“The amount of learning that takes place is incredible when you have an actual live client with so much at stake,” Nessel said. “It’s a great match, to provide services for clients and train our students at a really deep level.”
Like Seton Hall, Rutgers offers different programs. Students in the clinic handle a few cases to allow them to nail down best practices first, which they can then bring into the courtroom in the future as they take a heavier caseload. In addition to Cirillo, who exclusively handles the detained population, another staff attorney addresses the needs of unaccompanied minors and a third provides consultation and representation to Rutgers’ immigrant student population.
The latter two programs are funded largely by Rutgers’ president and chancellor, and have been since fall of 2016.
“That need was always there but it has become a bigger need since the election since the current national administration took power,” Gupta said.
At Essex County Jail and the Elizabeth Detention Center, Cirillo is still screening for eligible clients. Her current active case load is six; among them, a man ineligible for asylum, seeking expedited deportation back to his home country; a man seeking asylum over his political opinions; and at least one Central American being targeting by gangs.

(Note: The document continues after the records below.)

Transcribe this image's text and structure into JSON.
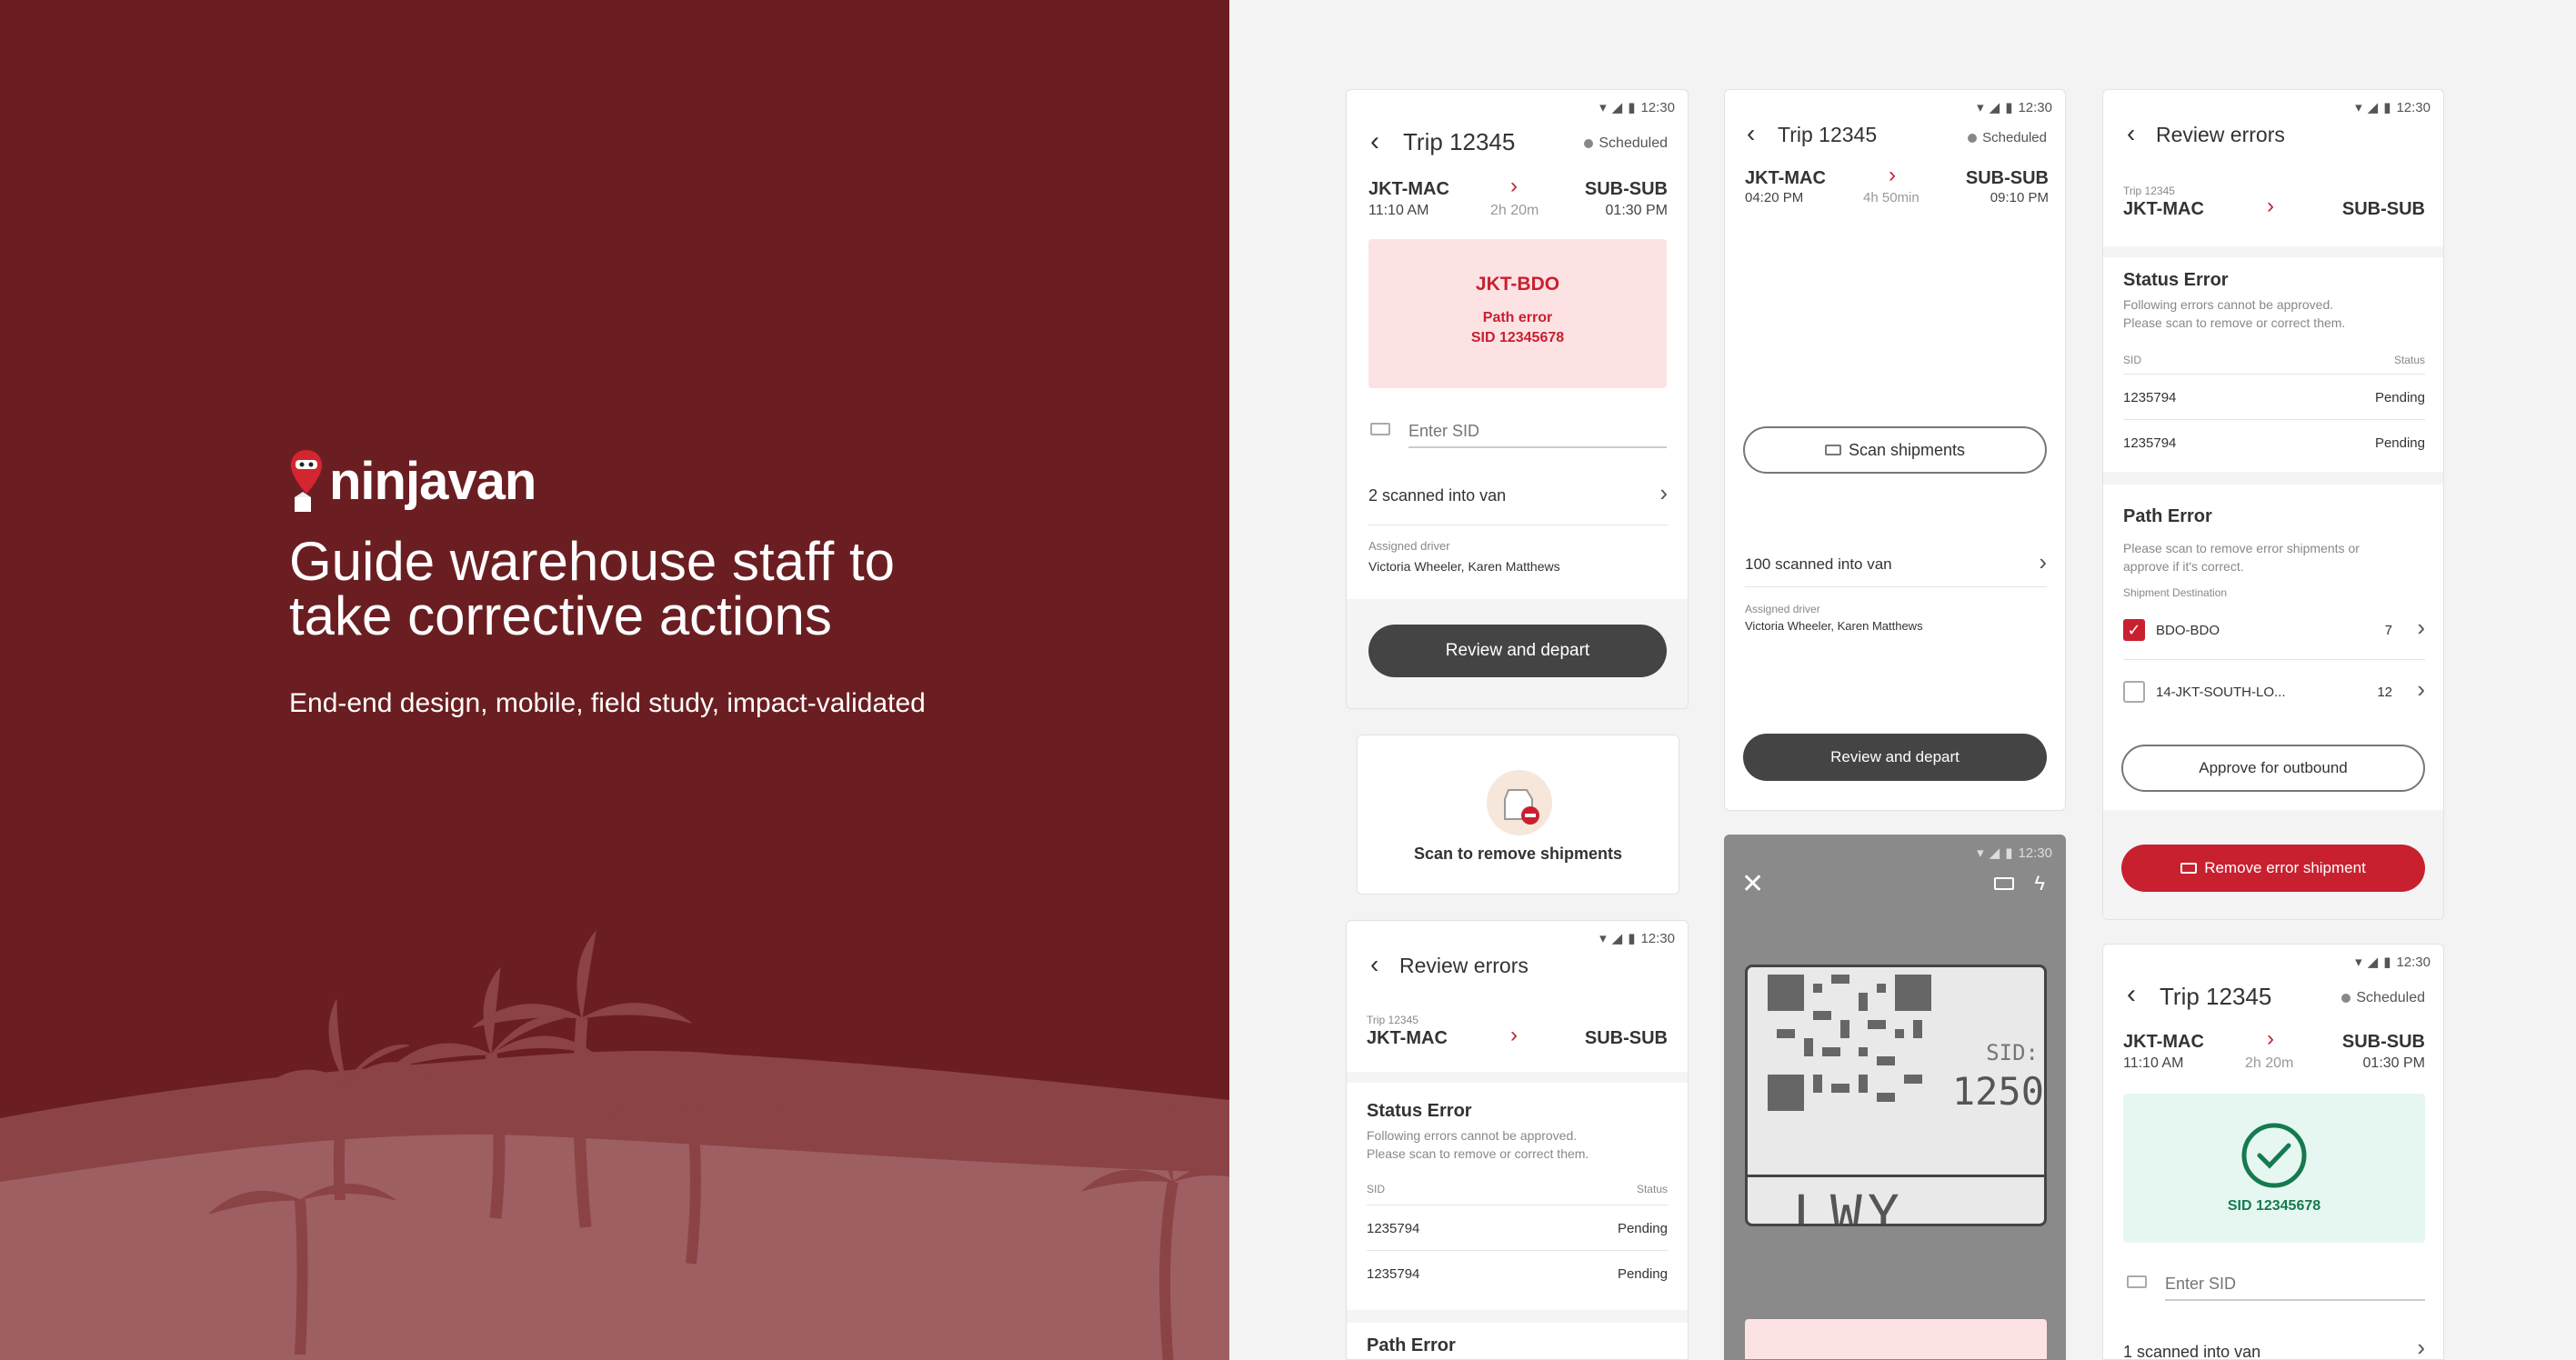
{
  "hero": {
    "brand": "ninjavan",
    "headline_line1": "Guide warehouse staff to",
    "headline_line2": "take corrective actions",
    "subline": "End-end design, mobile, field study, impact-validated",
    "colors": {
      "background": "#6b1e21",
      "land": "#9a5b5d",
      "accent": "#c8202f"
    }
  },
  "status_bar": {
    "time": "12:30"
  },
  "screen1": {
    "title": "Trip 12345",
    "status": "Scheduled",
    "from_station": "JKT-MAC",
    "from_time": "11:10 AM",
    "duration": "2h 20m",
    "to_station": "SUB-SUB",
    "to_time": "01:30 PM",
    "error_station": "JKT-BDO",
    "error_type": "Path error",
    "error_sid": "SID 12345678",
    "sid_placeholder": "Enter SID",
    "scanned": "2 scanned into van",
    "driver_label": "Assigned driver",
    "drivers": "Victoria Wheeler, Karen Matthews",
    "cta": "Review and depart"
  },
  "card_scan_remove": {
    "label": "Scan to remove shipments"
  },
  "screen2": {
    "title": "Trip 12345",
    "status": "Scheduled",
    "from_station": "JKT-MAC",
    "from_time": "04:20 PM",
    "duration": "4h 50min",
    "to_station": "SUB-SUB",
    "to_time": "09:10 PM",
    "scan_button": "Scan shipments",
    "scanned": "100 scanned into van",
    "driver_label": "Assigned driver",
    "drivers": "Victoria Wheeler, Karen Matthews",
    "cta": "Review and depart"
  },
  "scanner": {
    "label_sid": "SID:",
    "label_num": "1250",
    "label_code": "LWY"
  },
  "review1": {
    "title": "Review errors",
    "trip": "Trip 12345",
    "from_station": "JKT-MAC",
    "to_station": "SUB-SUB",
    "status_error_title": "Status Error",
    "status_error_desc1": "Following errors cannot be approved.",
    "status_error_desc2": "Please scan to remove or correct them.",
    "col_sid": "SID",
    "col_status": "Status",
    "rows": [
      {
        "sid": "1235794",
        "status": "Pending"
      },
      {
        "sid": "1235794",
        "status": "Pending"
      }
    ],
    "path_error_title": "Path Error",
    "path_error_desc1": "Please scan to remove error shipments or",
    "path_error_desc2": "approve if it's correct.",
    "dest_label": "Shipment Destination",
    "destinations": [
      {
        "name": "BDO-BDO",
        "count": "7",
        "checked": true
      },
      {
        "name": "14-JKT-SOUTH-LO...",
        "count": "12",
        "checked": false
      }
    ],
    "approve": "Approve for outbound",
    "remove": "Remove error shipment"
  },
  "review2": {
    "title": "Review errors",
    "trip": "Trip 12345",
    "from_station": "JKT-MAC",
    "to_station": "SUB-SUB",
    "status_error_title": "Status Error",
    "status_error_desc1": "Following errors cannot be approved.",
    "status_error_desc2": "Please scan to remove or correct them.",
    "col_sid": "SID",
    "col_status": "Status",
    "rows": [
      {
        "sid": "1235794",
        "status": "Pending"
      },
      {
        "sid": "1235794",
        "status": "Pending"
      }
    ],
    "path_error_title": "Path Error"
  },
  "screen_success": {
    "title": "Trip 12345",
    "status": "Scheduled",
    "from_station": "JKT-MAC",
    "from_time": "11:10 AM",
    "duration": "2h 20m",
    "to_station": "SUB-SUB",
    "to_time": "01:30 PM",
    "success_sid": "SID 12345678",
    "sid_placeholder": "Enter SID",
    "scanned": "1 scanned into van"
  }
}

Cirillo’s case load will likely increase to somewhere between 10 and 20, the vast majority of which are expected to get relief from detention, according to Gupta.
“Many get asylum or some other form of relief that allows them after a certain amount of time to apply for a green card and then apply for citizenship. The majority of our clients are on the path to citizenship after our representation,” Gupta said.
If one does get deported, though—as 86 percent of detainees without representation do—the opportunity to come back might not be available.
“Sometimes when someone is removed it comes with a bar to re-entry for a couple of years. Sometimes they’re able to avoid that bar by paying for their own deportation,” Gupta said. “Even if you’re not subject to a bar, there are a lot of reasons why some might not be able to make their way back to the U.S., and even if they are, they might not have a place to stay. Deportation can be very devastating for individuals and to families.”